10 MAY 1930, Page 22

A Prosperous Voyage

Hammersmith Hoy. By Nigel Playfair. (Faber and Faber.

Sia NIGEL PLAYFAIR calls his memoirs "A Book of Minor Revelations." It is partly an autobiography and partly an account of the creation of the Lyric Theatre, Hammersmith. With all its faults, or rather, with all its limitations, for we should be the first to agree that nearly everything that las been wrong with the Lyric has been a limitation rather than a fault, the Lyric remains one of the very few successful enter- prises which there have ever been for improving that strange thing, the English Theatre.

One's first instinct is to say that the English Theatre is the Worst in the world (of the world's great capitals, of course), and, judged by the standard of average production, this must surely be true. Yet our capacity suddenly to throw up dramatists of genius, such as Bernard Shaw, stage designers without compare, such as Gordon Craig and Lovat Fraser, or players like Edith Evans, must qualify such judgment. The English Theatre, individualist in everything, has been most lacking in organization which could give a proper field for geniuses such as these to exploit their abilities. In the Lyric, Hammersmith, Sir Nigel Playfair has succeeded in doing some- thing, at any rate, to_remedy this state otaffairs. It is, there-

fore, to his account of the -Lyric that we naturally here turn. Its title gives us the measure of the modest claim which Sir Nigel Playfair makes for.it. -He explains "Hoy" by saying that "A Hoy is a small sailing ship capable of carrying a modest freight for a,short distance." Within these limits the Lyric has certainly been a most serviceable vessel.

The Beggar's Opera is, of course, the star cargo ; but there have been many others. There was the memorable pro- duction of The Way of the World, greatest of English comedies, besides all the innumerable revues, skits, and attractions, from Riverside Nights to La. Vie Parisienne, for which we should

all be grateful. But we notice that Sir Nigel Playfair tells us

that he would most like to be remembered for his production of As You Like D.

"It was the one," he writes, "which I should most like to be remembered by, and the only one which I am very anxious, in a prosperous moment, to revive, for I think it represents my work, such as it is, at its beat, and I could do far more justice to the scenery and dresses which Lovat Fraser designed for it, since they were, in a spirit of economy, carried out in too cheap and rough a material to create the intended effect."

We agree with Sir Nigel Playfair. Indeed, we could scarcely fail to do so, since he reminds us by quoting in full a review which the Spectator gave of that production. Our critic at
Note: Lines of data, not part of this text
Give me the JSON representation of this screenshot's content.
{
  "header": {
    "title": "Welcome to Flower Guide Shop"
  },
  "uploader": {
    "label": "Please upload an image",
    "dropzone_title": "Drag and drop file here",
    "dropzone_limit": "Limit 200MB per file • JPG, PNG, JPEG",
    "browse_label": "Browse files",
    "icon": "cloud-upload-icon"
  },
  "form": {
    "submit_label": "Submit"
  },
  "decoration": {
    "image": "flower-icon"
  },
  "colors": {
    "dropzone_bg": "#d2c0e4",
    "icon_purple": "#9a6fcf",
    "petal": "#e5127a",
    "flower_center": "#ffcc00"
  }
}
that time committed himself to the following :—

" In all truth and soberness, the entertainment at the Lyric is. taken all round—play, players and the delight of the eye—nearer perfection than any stage production that I have ever seen."

There is no need to quote Sir Nigel's account of The Beggar's Opera—marred by the tragedy of Lovat Fraser's

death in the middle of its success. That is all a part of con- temporary theatrical history. Sir Nigel Playfair ends his book with a note which he tells us not to take pessimistically : he asks for some assistance, whether by way of some organization of subscription or some Governmental easement of taxation. When we have read his book we shall be more than inclined to feel that some help from the community is his due and to try to help him secure it.